It is through play that you can practice the techniques you have learned in a safe environment. When you play with your new move, you need not fear having your neck cranked or arm popped. In boxing, you need not fear a broken nose, cut or brain damage while you play. This way you develop the timing required to apply your new move without getting injured. If you fight all the time, i.e. spar hard, roll hard etc, with the mindset of trying to win; the ‘me, me, me’ attitude, you will only do what you are already good at and not get to practice (play), what you are not so good at. 

Sparring hard tends to involve less action therefore less repetition of technique. Often you will not want to engage in sparring if every time you move you get punched hard on the nose. You will try less offensive techniques therefore get less repetition. Ironically, the person dominating is not getting techniques fired back, so they are not getting the defensive repetitions! The dominator will not grow in skill and this will become evident when stronger, bigger or more skilled players partner up with them. This scenario often leads to both losing interest in training and end up quitting. I have seen this countless times over the years and is such a shame as neither athlete has grown just because of an issue with ego. Unfortunately, both the parties are victims.


“Almost all creativity involves purposeful play.”

Abraham Maslow
American Psychologist


When the ego is involved to such a degree that you have to win all the time you are residing predominately in your left brain. Art and self expression exist in the right brain and this is where you want to be while training. When you are fearful of the outcome you are in the left brain. Chill out, smile and have fun. As a coach I want to see athletes working together, having fun while knowing they are getting better. I want to feel a friendly vibe in the air as we practice the art of killing each other!

If you catch everyone in a particular submission hold, try allowing them to work their escape and move to your next position. If it fails, great! It has identified a weakness to work on. Similarly, if your left hook is unstoppable, try playing with your rear hand. The gym is like a laboratory where we should be able to experiment (play) with techniques without the fear of injury. We have training partners, not training opponents. Obviously the level of play changes from partner to partner and those who have been in the game longer will be able to up the level of play and still keep a good level of control. 
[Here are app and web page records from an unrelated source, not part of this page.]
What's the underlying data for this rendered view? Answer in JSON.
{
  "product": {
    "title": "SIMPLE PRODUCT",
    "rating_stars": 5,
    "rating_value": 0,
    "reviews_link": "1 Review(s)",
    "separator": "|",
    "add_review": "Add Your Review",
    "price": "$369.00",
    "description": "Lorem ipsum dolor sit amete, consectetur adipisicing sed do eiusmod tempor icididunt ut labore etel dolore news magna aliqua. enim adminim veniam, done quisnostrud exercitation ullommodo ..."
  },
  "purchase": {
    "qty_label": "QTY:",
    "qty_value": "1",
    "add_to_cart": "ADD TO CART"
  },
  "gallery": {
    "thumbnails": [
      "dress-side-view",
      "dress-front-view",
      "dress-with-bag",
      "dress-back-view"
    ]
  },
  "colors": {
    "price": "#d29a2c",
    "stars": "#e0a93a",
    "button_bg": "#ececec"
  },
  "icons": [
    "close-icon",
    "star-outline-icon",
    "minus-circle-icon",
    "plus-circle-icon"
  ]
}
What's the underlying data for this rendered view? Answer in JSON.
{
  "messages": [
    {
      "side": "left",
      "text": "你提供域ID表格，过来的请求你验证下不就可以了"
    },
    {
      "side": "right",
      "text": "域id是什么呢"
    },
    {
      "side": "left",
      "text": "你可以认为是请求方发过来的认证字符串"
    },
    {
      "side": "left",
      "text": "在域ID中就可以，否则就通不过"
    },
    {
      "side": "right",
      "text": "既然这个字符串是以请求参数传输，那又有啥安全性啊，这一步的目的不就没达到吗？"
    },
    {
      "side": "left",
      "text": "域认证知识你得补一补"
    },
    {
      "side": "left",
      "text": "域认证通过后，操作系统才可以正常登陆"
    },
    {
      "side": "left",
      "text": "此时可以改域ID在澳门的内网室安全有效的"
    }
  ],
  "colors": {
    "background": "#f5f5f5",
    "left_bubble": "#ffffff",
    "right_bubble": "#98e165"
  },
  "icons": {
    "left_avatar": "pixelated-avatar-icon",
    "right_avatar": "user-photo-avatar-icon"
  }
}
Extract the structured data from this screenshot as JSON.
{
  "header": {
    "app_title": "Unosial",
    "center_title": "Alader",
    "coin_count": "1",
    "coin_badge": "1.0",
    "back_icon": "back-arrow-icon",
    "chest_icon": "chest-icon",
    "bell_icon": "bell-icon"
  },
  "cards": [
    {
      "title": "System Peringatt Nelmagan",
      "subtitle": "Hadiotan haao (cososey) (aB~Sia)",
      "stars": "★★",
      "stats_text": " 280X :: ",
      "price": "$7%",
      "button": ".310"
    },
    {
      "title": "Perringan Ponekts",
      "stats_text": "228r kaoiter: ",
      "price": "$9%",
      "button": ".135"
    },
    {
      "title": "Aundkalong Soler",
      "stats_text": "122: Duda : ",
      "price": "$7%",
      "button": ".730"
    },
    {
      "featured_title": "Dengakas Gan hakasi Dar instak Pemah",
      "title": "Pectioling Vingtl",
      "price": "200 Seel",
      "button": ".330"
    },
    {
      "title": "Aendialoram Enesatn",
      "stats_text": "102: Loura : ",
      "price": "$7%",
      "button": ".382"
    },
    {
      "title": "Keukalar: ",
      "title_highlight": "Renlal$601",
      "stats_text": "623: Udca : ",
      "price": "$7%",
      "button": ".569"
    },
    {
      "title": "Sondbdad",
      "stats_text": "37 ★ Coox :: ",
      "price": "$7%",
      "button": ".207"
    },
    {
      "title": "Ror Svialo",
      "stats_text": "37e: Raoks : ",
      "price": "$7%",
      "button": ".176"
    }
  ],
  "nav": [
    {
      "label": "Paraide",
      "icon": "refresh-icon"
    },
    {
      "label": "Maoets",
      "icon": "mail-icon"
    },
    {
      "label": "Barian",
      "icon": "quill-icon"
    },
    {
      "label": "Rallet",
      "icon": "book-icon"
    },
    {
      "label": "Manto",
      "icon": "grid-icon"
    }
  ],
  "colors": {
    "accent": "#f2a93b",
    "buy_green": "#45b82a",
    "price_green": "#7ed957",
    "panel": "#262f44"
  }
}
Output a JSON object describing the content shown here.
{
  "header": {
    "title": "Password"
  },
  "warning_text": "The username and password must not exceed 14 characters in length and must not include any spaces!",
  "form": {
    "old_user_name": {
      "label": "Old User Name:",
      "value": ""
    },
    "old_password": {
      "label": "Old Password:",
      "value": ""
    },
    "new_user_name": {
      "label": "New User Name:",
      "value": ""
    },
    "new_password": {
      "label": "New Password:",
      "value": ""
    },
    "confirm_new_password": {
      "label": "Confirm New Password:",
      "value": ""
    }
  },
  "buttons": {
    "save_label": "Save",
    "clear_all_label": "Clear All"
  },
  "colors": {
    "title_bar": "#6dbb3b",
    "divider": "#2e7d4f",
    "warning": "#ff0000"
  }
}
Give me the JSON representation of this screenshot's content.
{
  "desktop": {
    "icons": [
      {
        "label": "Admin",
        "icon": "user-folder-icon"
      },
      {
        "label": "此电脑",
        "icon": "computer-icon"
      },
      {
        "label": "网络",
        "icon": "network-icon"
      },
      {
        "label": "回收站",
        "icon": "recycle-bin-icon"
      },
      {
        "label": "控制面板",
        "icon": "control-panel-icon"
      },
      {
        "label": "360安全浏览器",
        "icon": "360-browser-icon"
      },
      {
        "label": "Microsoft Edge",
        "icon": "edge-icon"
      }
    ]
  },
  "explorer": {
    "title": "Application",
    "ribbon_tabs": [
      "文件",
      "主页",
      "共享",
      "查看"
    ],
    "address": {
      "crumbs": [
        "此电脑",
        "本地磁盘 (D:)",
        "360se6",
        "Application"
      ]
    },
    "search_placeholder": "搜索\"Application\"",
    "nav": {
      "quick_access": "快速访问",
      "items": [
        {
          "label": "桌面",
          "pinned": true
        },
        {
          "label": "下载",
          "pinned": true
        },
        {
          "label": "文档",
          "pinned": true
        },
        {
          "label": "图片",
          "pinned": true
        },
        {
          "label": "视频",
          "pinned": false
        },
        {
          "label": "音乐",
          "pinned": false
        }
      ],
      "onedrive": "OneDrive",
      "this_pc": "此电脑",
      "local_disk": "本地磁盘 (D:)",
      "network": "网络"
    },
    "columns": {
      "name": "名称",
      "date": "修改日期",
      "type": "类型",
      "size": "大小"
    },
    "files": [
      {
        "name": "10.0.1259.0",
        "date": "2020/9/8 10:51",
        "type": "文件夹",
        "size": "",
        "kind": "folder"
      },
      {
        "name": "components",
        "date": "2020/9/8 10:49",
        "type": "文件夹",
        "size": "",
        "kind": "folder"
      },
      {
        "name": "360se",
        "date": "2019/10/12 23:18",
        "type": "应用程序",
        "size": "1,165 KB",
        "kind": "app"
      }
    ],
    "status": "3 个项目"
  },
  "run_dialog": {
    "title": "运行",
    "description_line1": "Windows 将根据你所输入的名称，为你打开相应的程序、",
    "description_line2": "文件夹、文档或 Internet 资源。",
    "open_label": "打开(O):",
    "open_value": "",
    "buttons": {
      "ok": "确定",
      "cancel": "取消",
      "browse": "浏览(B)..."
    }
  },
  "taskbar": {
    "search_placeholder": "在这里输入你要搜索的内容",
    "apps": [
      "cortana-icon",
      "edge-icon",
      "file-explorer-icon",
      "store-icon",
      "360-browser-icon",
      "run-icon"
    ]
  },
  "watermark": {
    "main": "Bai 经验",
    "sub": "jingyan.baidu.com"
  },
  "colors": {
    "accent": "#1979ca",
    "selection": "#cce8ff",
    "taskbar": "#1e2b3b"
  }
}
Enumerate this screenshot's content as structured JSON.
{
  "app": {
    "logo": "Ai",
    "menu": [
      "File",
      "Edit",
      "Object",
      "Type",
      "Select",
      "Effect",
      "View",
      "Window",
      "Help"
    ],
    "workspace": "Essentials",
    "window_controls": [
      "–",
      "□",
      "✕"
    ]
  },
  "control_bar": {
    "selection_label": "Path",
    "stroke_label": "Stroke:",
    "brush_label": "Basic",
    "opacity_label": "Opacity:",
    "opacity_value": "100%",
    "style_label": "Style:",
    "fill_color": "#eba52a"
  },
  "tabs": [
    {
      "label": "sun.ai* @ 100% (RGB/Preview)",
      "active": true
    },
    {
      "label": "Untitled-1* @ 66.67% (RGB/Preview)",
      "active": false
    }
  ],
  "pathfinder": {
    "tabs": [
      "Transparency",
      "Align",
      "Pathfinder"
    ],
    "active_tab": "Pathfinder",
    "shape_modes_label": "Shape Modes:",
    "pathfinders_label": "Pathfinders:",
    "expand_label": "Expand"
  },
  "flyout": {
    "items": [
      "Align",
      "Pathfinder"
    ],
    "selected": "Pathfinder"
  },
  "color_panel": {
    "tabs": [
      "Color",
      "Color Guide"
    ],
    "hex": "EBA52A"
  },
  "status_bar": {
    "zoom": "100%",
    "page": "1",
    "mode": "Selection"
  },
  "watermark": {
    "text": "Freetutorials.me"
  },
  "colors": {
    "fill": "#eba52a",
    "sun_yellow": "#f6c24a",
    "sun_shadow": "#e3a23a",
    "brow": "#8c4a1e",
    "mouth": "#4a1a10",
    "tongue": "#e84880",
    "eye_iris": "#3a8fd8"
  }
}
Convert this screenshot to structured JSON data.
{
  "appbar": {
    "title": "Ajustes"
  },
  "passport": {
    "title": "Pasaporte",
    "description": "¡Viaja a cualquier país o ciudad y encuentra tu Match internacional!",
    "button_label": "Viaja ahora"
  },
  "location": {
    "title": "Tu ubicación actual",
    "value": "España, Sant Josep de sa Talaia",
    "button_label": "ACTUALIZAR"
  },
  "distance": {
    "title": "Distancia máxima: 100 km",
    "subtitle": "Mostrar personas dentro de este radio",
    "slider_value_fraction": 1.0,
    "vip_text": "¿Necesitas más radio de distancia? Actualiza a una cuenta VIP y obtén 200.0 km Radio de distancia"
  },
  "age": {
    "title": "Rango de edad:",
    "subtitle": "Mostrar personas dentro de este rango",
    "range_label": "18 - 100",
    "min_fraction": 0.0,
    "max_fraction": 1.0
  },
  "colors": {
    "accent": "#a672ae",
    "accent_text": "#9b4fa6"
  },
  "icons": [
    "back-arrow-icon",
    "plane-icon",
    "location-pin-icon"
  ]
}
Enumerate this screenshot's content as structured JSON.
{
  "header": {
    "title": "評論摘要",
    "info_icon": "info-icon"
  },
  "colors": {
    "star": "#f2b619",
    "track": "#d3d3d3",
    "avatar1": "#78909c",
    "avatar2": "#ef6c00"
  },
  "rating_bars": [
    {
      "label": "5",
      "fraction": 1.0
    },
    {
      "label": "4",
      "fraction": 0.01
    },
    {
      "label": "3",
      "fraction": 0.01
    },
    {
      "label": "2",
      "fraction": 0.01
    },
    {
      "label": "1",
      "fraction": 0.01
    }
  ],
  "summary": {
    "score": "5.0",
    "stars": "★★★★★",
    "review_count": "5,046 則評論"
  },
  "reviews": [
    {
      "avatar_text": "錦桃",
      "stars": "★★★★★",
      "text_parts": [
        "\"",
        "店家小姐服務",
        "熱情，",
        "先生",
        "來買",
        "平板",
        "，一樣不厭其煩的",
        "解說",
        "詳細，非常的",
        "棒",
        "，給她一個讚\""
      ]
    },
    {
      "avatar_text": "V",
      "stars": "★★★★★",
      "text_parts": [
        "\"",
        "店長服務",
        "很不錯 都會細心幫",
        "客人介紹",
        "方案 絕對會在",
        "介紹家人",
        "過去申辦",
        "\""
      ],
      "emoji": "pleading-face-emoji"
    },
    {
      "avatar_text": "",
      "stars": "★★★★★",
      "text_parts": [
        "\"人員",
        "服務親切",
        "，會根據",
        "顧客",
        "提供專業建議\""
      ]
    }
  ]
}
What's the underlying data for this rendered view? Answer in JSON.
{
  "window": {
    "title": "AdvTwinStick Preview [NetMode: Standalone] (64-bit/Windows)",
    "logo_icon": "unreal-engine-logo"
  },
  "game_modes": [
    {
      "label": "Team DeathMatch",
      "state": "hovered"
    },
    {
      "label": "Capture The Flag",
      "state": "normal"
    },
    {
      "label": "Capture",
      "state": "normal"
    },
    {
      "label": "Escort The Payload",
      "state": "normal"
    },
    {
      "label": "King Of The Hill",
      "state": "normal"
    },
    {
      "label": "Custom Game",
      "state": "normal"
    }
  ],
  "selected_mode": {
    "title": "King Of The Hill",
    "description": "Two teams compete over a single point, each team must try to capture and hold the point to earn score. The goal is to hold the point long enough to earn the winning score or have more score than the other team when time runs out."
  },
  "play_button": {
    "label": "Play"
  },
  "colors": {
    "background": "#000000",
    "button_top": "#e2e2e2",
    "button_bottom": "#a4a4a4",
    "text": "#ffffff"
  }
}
I have had students go to Thailand to stay in fight camps to train and compete professionally in Muay Thai. Often they are shocked by how light the Thai Boxers spar (play). Not only is it light but invariably slow. How can they be such formidable fighters when the sparring is so light? Simple. They understand the principle of play. They understand it is about developing timing. They can do it hour after hour thus getting plenty of repetition. Try doing that hard. No chance! They also cannot afford to be injured as they compete almost every week for their income. Their hard sparring is the competition itself.


“The creation of something new is not accomplished by the intellect but by the play instinct.”

Carl Jung
Swiss psychoanalyst

It is through play that you will discover the techniques you will use in fighting. It is through play that you will get the proper timing to apply these techniques. It is through play that all things evolve and it is through play that we learn to relate to our fellow men and women. 

All the best, Neil.